The response was prompted by an Alcohol Concern study that claimed to show that over a million children between 4 and 15-years old were exposed to alcohol ads during live England games shown on ITV during this year’s World Cup.
The charity claims that 1.6 million children viewed three alcohol adverts during England’s game against Algeria and 1.4 million saw four alcohol adverts during the game against USA.
Alcohol Concern chief executive, Don Shenker, says that report is evidence that “alcohol producers and advertising regulators are clearly not taking their responsibilities seriously enough”, adding that “only a watershed ban on TV and an internet ban will prevent the vast majority of children from being exposed to alcohol marketing.”
David Poley, chief executive of alcohol industry body The Portman Group, says that the current restrictions on marketing alcohol to children are “effective and proportionate.”
“Alcohol marketing in the UK is strictly regulated to ensure it is responsible and aimed at adults. Advertising of alcohol on TV is not allowed if the proportion of under-18s in the audience rises to a certain level. One cannot eliminate under-18s from the audience altogether without imposing a total advertising ban,” he says.
“There is very little evidence to suggest that children’s exposure to alcohol marketing is associated with either the onset of drinking or amount consumed,” he adds.

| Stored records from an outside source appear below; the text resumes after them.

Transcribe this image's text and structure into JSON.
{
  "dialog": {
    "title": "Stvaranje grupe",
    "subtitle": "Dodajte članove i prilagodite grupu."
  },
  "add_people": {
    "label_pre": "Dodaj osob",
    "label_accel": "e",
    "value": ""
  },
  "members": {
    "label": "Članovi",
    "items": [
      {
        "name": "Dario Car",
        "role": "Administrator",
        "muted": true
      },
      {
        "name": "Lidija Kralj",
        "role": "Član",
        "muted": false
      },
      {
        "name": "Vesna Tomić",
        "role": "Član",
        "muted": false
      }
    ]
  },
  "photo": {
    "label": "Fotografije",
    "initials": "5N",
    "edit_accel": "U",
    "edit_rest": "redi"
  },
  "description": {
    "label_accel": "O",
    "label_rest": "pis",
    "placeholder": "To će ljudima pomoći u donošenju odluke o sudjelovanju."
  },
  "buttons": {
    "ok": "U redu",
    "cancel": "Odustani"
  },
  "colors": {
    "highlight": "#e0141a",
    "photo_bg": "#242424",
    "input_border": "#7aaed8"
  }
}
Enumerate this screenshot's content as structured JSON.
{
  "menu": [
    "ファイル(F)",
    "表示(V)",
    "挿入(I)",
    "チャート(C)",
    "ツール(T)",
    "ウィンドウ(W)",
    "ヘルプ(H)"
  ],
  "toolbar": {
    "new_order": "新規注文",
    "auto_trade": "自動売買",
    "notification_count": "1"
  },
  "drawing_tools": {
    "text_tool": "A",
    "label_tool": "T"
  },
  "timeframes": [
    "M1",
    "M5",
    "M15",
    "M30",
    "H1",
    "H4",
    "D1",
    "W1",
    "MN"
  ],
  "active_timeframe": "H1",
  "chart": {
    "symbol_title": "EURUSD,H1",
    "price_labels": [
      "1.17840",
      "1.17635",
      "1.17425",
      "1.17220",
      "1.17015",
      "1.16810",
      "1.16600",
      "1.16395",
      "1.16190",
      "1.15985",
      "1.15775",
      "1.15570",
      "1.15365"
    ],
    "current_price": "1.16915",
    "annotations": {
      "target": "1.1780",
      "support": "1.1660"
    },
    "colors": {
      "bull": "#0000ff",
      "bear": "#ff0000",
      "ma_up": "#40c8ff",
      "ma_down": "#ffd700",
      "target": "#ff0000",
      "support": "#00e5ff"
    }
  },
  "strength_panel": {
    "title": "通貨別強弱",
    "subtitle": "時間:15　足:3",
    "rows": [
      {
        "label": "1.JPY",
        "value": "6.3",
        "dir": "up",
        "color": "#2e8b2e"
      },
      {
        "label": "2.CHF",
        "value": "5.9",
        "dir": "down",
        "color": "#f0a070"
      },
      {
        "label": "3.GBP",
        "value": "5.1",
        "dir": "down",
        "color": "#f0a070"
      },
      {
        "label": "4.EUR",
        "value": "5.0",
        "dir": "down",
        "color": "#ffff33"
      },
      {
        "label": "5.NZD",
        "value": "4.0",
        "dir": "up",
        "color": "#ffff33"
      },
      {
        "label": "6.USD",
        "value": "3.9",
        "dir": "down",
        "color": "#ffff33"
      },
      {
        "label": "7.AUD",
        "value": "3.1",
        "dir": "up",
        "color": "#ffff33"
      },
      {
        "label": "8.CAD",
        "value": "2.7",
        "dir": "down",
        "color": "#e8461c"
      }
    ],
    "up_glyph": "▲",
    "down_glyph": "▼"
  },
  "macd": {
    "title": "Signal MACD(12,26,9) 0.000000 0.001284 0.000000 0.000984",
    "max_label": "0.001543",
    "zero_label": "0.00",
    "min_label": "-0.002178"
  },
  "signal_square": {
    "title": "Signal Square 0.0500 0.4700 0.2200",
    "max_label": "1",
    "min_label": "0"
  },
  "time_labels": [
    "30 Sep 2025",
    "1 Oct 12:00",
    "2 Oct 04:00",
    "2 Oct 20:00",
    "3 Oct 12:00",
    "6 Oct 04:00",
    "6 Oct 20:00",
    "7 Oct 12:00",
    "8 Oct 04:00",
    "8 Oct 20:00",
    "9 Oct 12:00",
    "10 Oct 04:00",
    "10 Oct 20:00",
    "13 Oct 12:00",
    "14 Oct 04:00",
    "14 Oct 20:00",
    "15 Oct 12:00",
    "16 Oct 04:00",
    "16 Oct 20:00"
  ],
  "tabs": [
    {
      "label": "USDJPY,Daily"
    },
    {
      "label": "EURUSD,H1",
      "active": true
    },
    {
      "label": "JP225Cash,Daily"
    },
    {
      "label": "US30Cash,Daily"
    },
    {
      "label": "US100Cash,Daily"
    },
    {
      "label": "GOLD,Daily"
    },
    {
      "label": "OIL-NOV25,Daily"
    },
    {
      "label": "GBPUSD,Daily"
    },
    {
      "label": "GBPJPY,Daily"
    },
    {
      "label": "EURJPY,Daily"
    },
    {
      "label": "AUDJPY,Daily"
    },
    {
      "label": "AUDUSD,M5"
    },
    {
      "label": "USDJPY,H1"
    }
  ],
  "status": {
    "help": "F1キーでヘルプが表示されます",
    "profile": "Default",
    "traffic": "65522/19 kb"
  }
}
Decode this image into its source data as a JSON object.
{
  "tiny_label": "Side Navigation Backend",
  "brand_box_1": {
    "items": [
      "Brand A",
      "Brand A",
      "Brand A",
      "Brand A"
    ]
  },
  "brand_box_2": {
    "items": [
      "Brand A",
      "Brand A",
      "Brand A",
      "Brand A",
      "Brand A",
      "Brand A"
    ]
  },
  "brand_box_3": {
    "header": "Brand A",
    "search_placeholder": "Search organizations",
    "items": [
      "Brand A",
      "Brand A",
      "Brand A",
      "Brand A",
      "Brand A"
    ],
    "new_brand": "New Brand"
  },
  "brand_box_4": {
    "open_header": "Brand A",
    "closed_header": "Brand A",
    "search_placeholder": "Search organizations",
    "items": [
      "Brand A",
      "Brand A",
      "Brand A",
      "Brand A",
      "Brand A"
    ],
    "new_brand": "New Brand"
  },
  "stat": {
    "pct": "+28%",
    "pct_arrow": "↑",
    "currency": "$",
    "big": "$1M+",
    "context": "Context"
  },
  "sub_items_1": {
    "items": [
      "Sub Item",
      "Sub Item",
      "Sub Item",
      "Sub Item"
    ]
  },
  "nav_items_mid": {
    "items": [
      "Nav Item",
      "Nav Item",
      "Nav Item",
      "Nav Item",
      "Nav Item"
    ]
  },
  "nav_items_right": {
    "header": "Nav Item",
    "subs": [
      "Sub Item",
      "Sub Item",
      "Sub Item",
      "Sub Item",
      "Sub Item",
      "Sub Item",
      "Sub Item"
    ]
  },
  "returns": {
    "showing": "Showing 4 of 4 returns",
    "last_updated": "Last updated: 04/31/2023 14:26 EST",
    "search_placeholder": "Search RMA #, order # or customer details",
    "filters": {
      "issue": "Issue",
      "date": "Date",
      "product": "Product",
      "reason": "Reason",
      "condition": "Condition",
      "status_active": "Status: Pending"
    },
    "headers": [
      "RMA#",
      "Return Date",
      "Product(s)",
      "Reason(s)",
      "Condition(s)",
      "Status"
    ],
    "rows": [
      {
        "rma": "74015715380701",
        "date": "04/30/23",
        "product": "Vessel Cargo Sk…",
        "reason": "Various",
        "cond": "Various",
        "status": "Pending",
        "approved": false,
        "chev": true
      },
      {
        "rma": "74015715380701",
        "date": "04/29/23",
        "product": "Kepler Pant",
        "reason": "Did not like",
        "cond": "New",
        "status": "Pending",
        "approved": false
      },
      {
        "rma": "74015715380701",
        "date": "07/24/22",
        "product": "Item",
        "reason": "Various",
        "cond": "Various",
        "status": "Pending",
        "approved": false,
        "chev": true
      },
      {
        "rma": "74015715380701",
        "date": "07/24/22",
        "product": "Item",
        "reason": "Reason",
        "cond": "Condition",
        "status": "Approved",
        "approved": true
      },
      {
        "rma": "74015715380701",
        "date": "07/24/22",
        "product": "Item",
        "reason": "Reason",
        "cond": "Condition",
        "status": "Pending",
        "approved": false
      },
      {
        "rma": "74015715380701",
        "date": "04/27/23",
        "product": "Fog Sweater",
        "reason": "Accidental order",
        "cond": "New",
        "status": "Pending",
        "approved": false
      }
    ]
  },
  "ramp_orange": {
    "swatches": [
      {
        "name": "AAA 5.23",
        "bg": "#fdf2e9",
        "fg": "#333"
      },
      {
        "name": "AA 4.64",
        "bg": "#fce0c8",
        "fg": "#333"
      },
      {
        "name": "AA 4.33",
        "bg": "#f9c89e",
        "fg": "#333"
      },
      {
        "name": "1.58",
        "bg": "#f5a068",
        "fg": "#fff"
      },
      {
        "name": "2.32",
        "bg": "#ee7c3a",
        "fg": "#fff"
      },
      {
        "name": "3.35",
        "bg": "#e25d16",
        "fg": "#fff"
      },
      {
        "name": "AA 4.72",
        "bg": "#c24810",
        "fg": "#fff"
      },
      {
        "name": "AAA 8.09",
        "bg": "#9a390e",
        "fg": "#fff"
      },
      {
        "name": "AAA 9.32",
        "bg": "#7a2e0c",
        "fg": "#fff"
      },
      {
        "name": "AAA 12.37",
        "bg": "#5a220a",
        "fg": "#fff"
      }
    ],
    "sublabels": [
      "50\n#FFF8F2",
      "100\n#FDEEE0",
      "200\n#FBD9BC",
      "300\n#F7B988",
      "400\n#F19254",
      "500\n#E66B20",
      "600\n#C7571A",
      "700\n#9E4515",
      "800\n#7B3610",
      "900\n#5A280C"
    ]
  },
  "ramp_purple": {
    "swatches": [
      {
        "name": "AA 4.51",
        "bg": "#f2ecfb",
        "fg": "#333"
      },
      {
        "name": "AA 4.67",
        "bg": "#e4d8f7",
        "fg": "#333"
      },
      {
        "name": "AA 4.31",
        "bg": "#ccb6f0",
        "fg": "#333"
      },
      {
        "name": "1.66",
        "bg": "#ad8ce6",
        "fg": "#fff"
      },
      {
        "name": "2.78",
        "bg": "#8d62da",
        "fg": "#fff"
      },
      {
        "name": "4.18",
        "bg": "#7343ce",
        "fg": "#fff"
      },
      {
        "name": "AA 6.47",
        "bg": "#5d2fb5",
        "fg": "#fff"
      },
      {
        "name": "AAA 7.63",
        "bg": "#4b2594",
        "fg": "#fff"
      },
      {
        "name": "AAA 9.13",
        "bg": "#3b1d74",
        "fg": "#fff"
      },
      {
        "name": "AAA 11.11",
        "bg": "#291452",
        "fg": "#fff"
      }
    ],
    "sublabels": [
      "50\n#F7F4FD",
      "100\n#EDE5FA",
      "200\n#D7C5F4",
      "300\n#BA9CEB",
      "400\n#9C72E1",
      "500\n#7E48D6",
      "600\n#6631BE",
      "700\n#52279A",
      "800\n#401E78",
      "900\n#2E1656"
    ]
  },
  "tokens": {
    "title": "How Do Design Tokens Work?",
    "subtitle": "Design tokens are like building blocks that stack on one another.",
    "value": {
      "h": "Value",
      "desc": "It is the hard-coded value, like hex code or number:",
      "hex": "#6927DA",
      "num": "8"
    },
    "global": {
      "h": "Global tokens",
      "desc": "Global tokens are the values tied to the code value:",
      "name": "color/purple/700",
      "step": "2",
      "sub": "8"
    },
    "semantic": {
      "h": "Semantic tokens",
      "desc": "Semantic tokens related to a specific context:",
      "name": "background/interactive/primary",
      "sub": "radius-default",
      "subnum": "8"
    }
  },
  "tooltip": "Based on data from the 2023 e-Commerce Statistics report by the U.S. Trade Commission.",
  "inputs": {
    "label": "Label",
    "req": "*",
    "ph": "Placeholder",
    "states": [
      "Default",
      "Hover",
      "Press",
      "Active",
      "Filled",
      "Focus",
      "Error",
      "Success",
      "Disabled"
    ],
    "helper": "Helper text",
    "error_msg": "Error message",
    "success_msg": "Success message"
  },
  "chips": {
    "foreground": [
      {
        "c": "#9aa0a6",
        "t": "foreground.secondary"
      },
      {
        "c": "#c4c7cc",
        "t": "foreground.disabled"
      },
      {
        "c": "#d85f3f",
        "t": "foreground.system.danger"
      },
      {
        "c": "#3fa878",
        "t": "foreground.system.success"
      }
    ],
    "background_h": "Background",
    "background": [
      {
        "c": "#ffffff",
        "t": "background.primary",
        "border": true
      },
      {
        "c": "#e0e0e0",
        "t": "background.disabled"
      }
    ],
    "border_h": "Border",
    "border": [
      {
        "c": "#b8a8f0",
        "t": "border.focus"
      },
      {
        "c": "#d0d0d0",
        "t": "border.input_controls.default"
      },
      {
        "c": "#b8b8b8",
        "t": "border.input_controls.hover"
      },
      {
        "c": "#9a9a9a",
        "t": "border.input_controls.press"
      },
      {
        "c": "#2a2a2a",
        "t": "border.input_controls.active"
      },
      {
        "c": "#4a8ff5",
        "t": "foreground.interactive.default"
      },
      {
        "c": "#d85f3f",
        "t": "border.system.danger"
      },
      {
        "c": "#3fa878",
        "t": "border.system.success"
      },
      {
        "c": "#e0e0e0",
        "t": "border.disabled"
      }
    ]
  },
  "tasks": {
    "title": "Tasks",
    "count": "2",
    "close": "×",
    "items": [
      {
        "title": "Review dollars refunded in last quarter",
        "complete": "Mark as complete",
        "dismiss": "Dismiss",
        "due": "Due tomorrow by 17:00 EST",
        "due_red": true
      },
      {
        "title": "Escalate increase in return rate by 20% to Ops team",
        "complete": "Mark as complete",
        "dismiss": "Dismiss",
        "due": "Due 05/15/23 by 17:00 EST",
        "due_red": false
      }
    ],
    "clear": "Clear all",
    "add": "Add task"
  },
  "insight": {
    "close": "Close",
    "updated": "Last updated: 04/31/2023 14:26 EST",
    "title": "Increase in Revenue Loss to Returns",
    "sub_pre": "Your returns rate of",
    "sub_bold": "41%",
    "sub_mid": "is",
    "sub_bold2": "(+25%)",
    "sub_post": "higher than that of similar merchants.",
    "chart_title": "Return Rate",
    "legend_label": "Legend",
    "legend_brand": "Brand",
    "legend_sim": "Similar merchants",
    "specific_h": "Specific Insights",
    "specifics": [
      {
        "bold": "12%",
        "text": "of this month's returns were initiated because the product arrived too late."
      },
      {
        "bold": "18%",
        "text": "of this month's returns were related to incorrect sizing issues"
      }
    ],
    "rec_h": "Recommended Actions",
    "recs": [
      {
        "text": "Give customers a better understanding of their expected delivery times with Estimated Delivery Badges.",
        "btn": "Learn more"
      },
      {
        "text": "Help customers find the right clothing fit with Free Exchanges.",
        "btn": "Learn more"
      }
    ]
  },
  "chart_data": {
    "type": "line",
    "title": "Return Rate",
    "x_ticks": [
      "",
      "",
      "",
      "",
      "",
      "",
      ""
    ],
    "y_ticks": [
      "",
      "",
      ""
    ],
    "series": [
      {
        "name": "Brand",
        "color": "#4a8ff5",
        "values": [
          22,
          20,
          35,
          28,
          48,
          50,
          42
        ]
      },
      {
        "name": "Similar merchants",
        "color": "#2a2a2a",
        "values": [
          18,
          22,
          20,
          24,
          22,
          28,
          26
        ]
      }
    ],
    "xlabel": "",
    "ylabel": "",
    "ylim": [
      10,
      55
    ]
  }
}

In a separate study of eighty 11 to 18-year-olds in the East Midlands, London and the North West carried out this summer, Alcohol Concern claimed to find that on average children were exposed to the equivalent of four alcohol adverts in the course of one day or the equivalent of 1,600 per year.